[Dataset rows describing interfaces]
+---+
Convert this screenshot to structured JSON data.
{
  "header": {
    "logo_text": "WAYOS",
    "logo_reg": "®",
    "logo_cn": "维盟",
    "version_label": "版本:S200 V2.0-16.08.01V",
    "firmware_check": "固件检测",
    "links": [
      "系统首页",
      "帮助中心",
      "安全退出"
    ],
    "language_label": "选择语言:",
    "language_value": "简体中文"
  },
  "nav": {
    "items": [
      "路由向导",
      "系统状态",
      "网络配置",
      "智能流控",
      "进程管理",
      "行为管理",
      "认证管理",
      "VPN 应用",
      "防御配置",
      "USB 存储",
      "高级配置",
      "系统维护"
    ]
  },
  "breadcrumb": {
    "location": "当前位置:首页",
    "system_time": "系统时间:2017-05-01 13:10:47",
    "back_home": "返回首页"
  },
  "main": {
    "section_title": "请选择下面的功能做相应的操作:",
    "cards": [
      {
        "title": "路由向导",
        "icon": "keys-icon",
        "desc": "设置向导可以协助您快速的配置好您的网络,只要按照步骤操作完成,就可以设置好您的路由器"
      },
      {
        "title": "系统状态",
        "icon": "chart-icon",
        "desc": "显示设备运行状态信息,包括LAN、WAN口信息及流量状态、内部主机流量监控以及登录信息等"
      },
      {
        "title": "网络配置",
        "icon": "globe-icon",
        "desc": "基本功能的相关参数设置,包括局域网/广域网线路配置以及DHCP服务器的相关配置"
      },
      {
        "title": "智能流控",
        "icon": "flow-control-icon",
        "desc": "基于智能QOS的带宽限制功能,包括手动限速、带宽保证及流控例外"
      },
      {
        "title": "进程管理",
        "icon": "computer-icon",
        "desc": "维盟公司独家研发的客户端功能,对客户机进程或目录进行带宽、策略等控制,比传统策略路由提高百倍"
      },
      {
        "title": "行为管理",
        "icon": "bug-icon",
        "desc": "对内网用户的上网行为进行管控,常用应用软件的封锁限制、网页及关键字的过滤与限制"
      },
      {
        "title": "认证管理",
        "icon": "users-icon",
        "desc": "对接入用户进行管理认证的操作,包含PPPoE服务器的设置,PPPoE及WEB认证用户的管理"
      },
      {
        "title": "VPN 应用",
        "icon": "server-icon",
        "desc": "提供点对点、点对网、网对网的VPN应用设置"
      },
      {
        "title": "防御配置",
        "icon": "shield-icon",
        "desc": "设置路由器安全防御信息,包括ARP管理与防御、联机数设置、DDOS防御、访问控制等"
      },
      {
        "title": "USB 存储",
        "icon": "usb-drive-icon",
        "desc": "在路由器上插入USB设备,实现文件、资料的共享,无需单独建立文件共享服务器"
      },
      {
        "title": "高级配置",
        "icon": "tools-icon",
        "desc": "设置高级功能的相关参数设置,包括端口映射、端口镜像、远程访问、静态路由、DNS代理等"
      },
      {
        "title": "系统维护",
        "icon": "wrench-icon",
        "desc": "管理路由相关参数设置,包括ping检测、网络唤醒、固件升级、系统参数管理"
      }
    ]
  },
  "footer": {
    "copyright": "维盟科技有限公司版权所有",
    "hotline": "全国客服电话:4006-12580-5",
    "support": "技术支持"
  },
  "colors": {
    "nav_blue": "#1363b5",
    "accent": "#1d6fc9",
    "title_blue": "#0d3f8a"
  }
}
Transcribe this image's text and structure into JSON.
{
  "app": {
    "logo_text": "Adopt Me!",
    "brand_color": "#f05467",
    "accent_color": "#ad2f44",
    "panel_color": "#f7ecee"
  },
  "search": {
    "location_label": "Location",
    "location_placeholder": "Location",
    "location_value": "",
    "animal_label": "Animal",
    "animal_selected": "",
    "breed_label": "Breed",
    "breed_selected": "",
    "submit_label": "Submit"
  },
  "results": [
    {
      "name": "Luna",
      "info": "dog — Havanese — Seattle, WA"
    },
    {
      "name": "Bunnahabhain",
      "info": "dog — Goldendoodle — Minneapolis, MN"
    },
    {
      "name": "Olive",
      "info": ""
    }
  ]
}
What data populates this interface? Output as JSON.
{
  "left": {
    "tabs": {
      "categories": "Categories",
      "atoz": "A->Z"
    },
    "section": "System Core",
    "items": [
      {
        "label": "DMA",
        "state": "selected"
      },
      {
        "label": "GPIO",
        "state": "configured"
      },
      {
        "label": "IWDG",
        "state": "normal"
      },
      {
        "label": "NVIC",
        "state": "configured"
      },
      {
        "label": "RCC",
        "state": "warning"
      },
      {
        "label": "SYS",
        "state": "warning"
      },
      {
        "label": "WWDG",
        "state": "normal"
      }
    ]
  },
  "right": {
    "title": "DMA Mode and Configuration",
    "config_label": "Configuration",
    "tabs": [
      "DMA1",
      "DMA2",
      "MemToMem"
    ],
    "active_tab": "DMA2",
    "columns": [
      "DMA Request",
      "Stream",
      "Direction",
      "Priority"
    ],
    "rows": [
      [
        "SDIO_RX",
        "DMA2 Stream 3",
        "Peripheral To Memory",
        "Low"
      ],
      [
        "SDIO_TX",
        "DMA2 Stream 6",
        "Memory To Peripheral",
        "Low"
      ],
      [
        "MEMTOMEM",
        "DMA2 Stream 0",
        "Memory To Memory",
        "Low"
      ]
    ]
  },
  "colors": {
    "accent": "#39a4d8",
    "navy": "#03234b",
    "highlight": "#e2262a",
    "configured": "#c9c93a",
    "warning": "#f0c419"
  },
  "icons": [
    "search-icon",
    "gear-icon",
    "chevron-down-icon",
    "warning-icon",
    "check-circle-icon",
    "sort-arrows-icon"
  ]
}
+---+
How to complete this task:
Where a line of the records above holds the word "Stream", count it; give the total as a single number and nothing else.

The answer:
4